“Humans are really squishy, messy, complicated, and contradictory. That’s what makes life interesting.”
Veggie Grill is damn delicious, but it’s hard to talk and eat at the same time. I’m usually trying to shovel my Santa Fe Chickin’ sandwich into my face as hard as possible. Today, though, there was a screw-up, and I didn’t get my food for a while. So I talked instead.
“Do you know anything about Hegelian dialectics?”
My friends are the best. Most people don’t put up with rambling, half-formed ideas, but mine generally entertain them, even though they haven’t read the books I’m talking about. I’m really grateful for this, as describing things really helps me sort them out in my head. The blank look and continued chewing meant that this was once again one of those times. Whatever.
“Basically, dialectics are a method of finding the truth in a threefold process: First, a ‘thesis’ is presented, which makes some sort of statement about the world. Then, the ‘antithesis’ contradicts it in some fashion. Finally, a ‘synthesis’ is found which resolves the tension between the two opposing sides. It’s a really interesting way of looking at the world; I’ve found it’s way easier to find things that totally contradict each other than I thought. Synthesis is really hard, though. Think about a trial, for example: the story of the plaintiff is told, then the story of the defendant, then the jury figures out what actually happened. There’s three sides to every story.”
Last week, I flipped over the handlebars of a bike. I was pumping as hard as I could, trying to make the light before it turned red, and the chain couldn’t take the tension any longer. It popped off, went between the back wheel and the frame, and stopped it cold. A few seconds later my eyebrows were scraping across the pavement. Lots of blood, but no serious injuries. I’m going to have a few sweet scars, though…
"Anyway, we were talking about feelings and ways people act before, but it’s true of physical bodies as well.
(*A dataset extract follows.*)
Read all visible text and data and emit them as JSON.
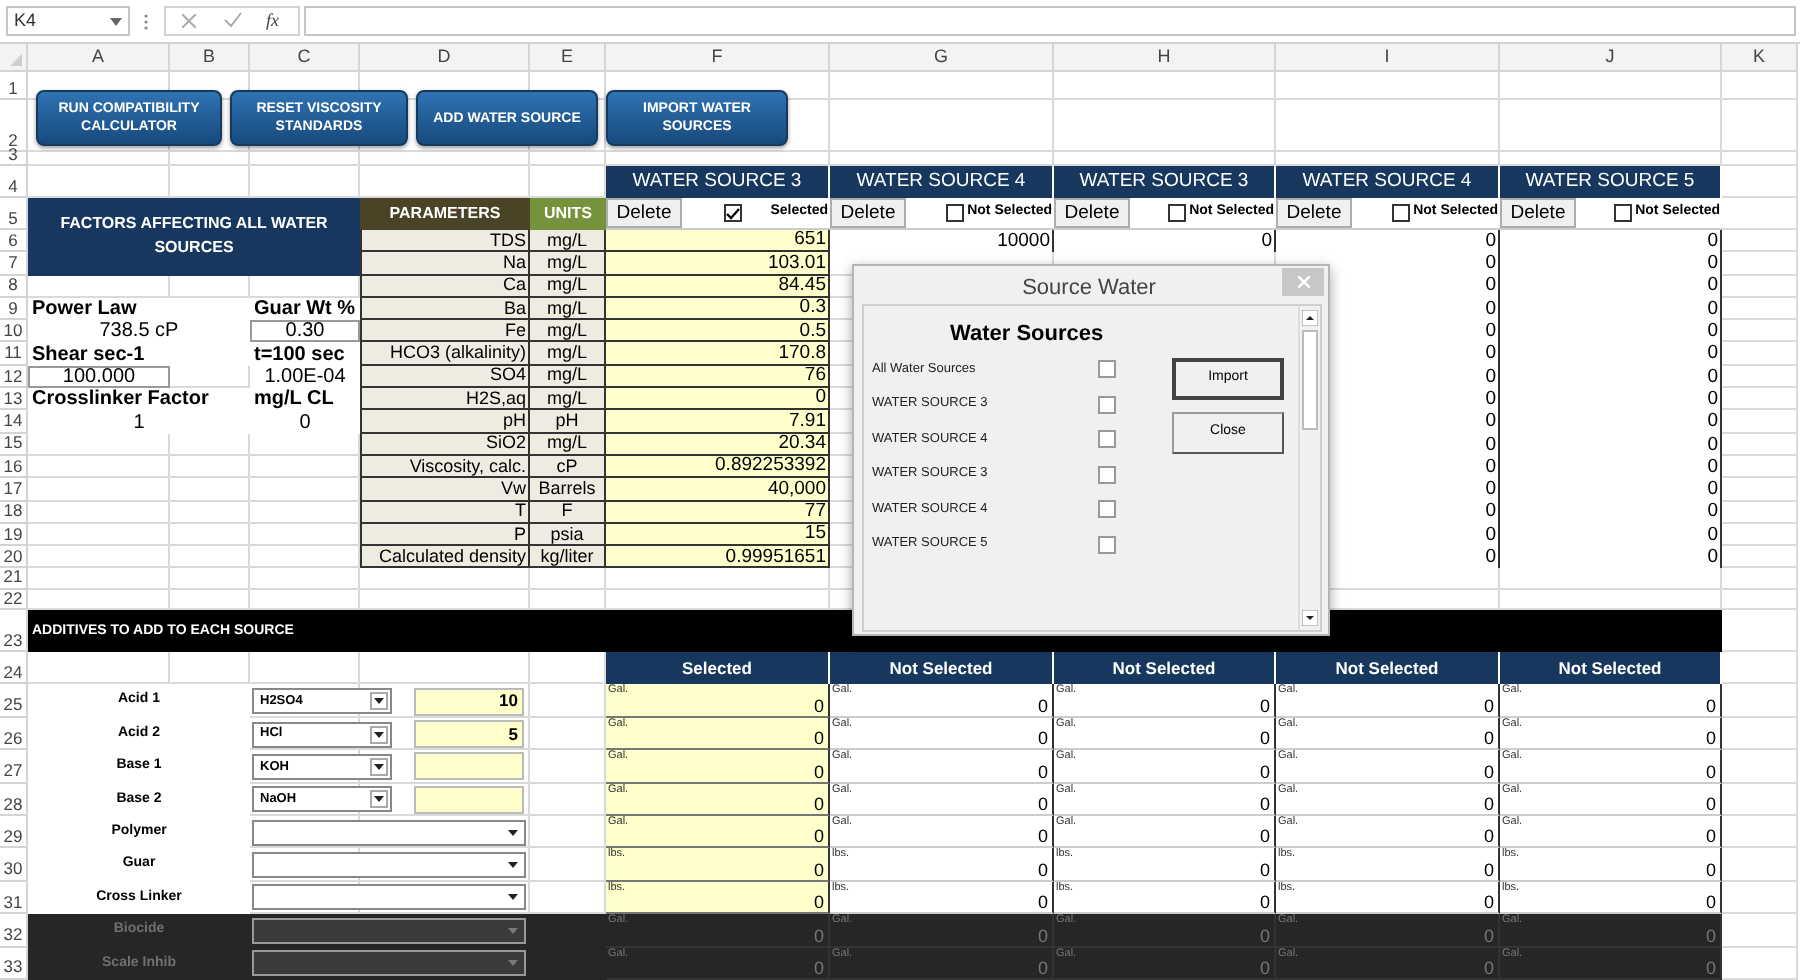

Sometimes, accidents happen, and before you can even react, you’re dead. Other times, you escape with very little damage. We’re simultaneously incredibly vulnerable and almost impervious. Some people get in a bike accident and their life is forever changed. Other times, like me last week, you get away with a few scrapes. Once I fell about 8 feet onto my knees. Landed right on some pavement. I walked away 5 minutes later, didn’t even have bruises. I still have no idea what the fuck happened there.
I still haven’t found the synthesis yet."
After lunch, it’s time to bike home. It’s about 15 miles, which I can do pretty much at the drop of a hat nowadays. I really enjoy biking up Santa Monica Boulevard, but I hate it, too. It’s nice and broad, with two lanes, a bunch of green in the middle, and some bike lanes. Of course, it isn’t all like this, but much of it is. Especially on a day like today, around noon, it’s really pretty in places.
So I’m about 8 miles into my trip, and the next thing I know, I’m on the ground. Here’s the basic problem:
Yeah. Bike lanes don’t help if someone wants to turn right. When alongside cars, it’s very, very important to keep alert for two things: Open doors from parked cars, and drivers who don’t use their turn signals. A few weeks ago, I almost got hit by someone in this same exact way, just a few blocks down the street. I was paying close attention, and actually guessed that they were going to turn before they did. Free driver psychoanalysis done here! But more seriously, this was in the middle of the block. This guy saw that there was a space at this parking garage, hit his breaks and turned right without looking.
“YOU STUPID MOTHERFUCKER! WATCH WHERE THE FUCK YOU’RE GOING, YOU’RE GOING TO FUCKING KILL SOMEONE! JESUS!”
I ran a systems diagnostic check, and I was good, but enraged. Some pedestrians were screaming, and one ran over and asked if I was okay. “I said, yes, thank you, at least until this guy fucking kills me or someone else,” got back on my bike, and drove off.
At least my handlebars gave him a big long scratch the whole way up his car. Fucker.
There’s also something else interesting in this story as well: Generally, in a car/human interaction, I am the squishy one, and the car is the tank. Yet, in this particular interaction, I basically escaped unscathed, while the car took some damage. Once again, life is surprising, producing an inversion of the expected circumstances.
Anyway, if you drive a car, please, please, please watch what you’re doing. Pedestrians and cyclists don’t have thousands of pounds of metal surrounding them. Cyclists, please stay safe; it’s a jungle out there.
Ultimately, life is made out of these little incidents. Each moment to the next, you have no idea what’s going to happen. It’s exciting, scary, and sloppy. But that’s what makes it interesting. And you also don’t know when it’s going to end.
I still haven’t found that synthesis…